As I have said earlier, I went to Rome to learn from an inspirational street photographer, Valerie Jardin (again read best French accent). She has a way of viewing the world around her that I just love – simple, yet powerful. She captures a moment on the street through mastery of composition and light. Valerie also has a weekly podcast on This week in Photo and is a Fuji X Photography so I knew I was going to be in good company. If you are interested you can find her on Valeriejardinphotography.com. While street photography is not for everyone, I like it as I have always liked capturing people doing what they are doing unaware. Combine that with travel and I am a happy camper.
The inspirational Valerie Jardin glaming it up for the camera
Before the workshop I was a little apprehensive about joining a group trip since I do like my own company perhaps a little too much. However we had all sort of introduced ourselves through Facebook before the event so the ice had been broken. I have to say that I couldn’t have been with a nicer group of people who had come together from around the world – another Aussie, Canada, America and Belgium, and Valerie of course who is French but lives in the States. The majority of participants have been on workshops with Valerie previously (one was on his fourth) which speaks volumes.
Every day we would meet outside a hotel, get a briefing talk for they day and then wander to our ‘hunting ground’ for the day. Every day was a different location – the Jewish Ghetto, Trastevere, along the Tiber River, Piazza Navona, and the markets of Campo Di Fiori. Some of the things we were told to look for were the fashions of Rome, interesting people, shadows, telling a story, leading lines and I could go on. You would think it is easy to go out and achieve the tasks. But in truth it’s really very difficult (much harder than landscape) – you spot your subject, hunt them down so they are in the right place, wait for the right step (ideally in the process of striding out with both feet at maximal separation and front foot or back foot just off the ground). You stand there waiting for the moment having found the best subject of the day and then a group come past and obscure the subject, or your shutter speed is too slow, or the camera doesn’t focus in time or they look away from you, a Vespa comes around the corner sending you scurrying – so many factors come into play. Under the breath expletives are muttered as your shot of the day has just been ruined and you start planning the next one.
Part of being an effective street photographer is being discrete. If you are really good your subject will not even be aware you have taken their photo. We all managed to achieve that didn’t we? How would anyone ever know what we were up to!
Eating a Gelati is another effective strategy to disguise what you are doing (taken by Judy). And no, it’s not resting on my nose, it’s just a perspective thing.
One of the tips we were given was to identify your prey, hunt them down and then shoot. Nuns were a favourite prey and one participant was very effective in executing that strategy (photo taken by Scott).

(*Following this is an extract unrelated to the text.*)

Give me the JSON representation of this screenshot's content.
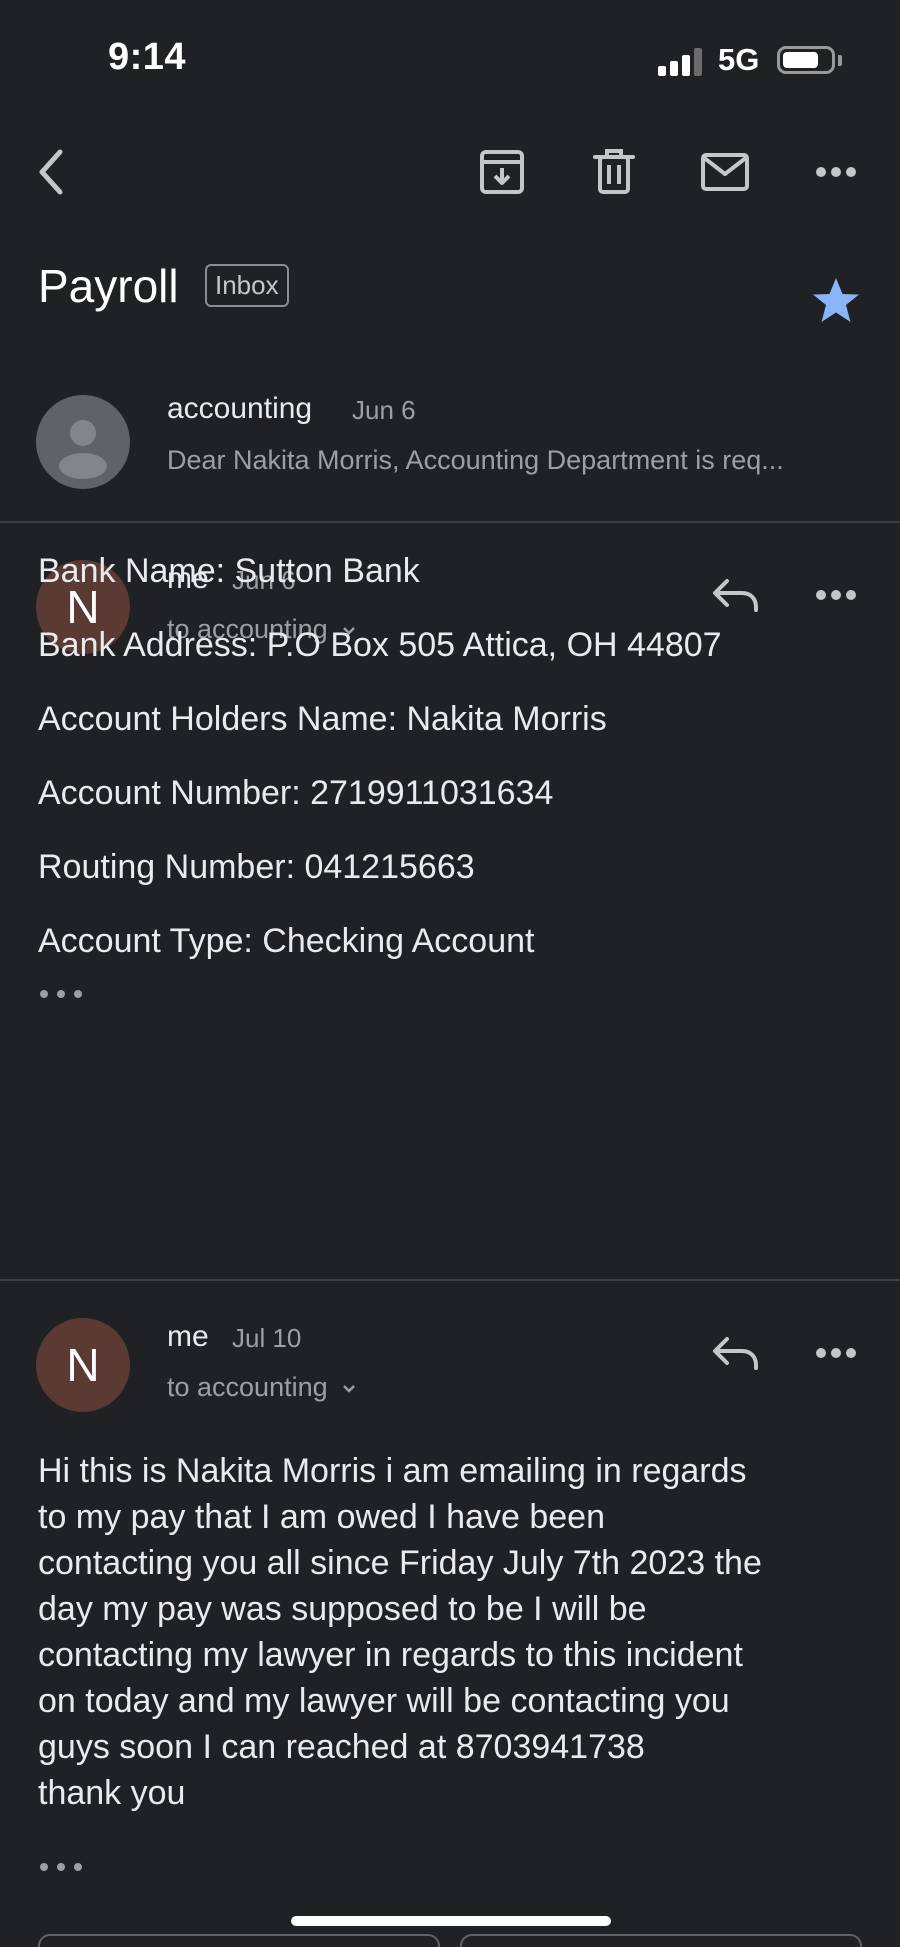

Stalking the streets was really enjoyable. There are so many images to be had on the streets on Rome. Mike Langford, a Master Landscape Photographer in NZ, once told me “there are photos every where around you.” Rome is no different. Over the week I took many many photos including many that just didn’t work for various reasons. But there were those that did and we had to present our favourite photos on our last night. Man it’s tough deciding on this. These ones were some of mine chosen as they demonstrated some of the things we were given to achieve (other photos from this week are in other posts). The final night presentation was just great as you recognise so much but the way the moment is captured is really unique – everyone has their own way of seeing and style. I love that aspect of it.
Roman style (?)
On the Friday night we had to say goodbye. It was a sad farewell as everyone agreed we all enjoyed each other, creating our view along with sharing our joys and frustrations together. Valerie’s vision is an inspiration. She excudes passion for her craft and is equally passionate about helping others learn to create images that effectively show their own vision. Her easy going nature and sense of humour can be infectious. All in all, the week was lots of fun with my new found friends and I would do it all again. If any one is interested in one of her workshops you should book immediately!